    Memory and the Gospel Tradition

    "If studies in the principles of remembering can throw any light on the formation of the early Gospel tradition, they will make a useful contribution to a difficult field. There does seem to be ground to hope that they can make this contribution, helping us to estimate more accurately the nature of the pre-literary Gospel records. The oral tradition was a tradition of remembered words and deeds, so that principles of remembering were involved from the very beginning. And we fortunately have available reports of controlled psychological studies of remembering, made in conditions similar enough to those of the oral Gospel period to permit inferences from one to the other with reasonable confidence. I have in mind particularly studies made by F. C. Bartlett. These studies dealt with the remembering of narrative material; the narrative included both narrative of events and narrative of sayings; memory of the material was checked at various intervals of time from a few weeks to several months; and the remembering occurred under normal conditions, without the distorting influence of special incentives.
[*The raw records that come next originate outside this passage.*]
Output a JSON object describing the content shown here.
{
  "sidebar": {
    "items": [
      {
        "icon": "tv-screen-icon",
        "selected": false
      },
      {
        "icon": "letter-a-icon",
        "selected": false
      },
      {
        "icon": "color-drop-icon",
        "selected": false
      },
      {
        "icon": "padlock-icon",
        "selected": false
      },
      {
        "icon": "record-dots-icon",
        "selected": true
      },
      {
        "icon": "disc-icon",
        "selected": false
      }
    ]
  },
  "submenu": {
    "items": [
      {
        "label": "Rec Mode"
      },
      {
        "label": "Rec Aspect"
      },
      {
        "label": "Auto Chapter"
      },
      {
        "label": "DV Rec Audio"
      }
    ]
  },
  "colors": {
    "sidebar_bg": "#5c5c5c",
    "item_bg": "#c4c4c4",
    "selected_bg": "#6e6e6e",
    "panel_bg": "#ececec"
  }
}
For reasons like these, Bartlett's conclusions may be expected to throw useful light on ways in which the disciples must have remembered the narratives of events and sayings which came to them from Christ."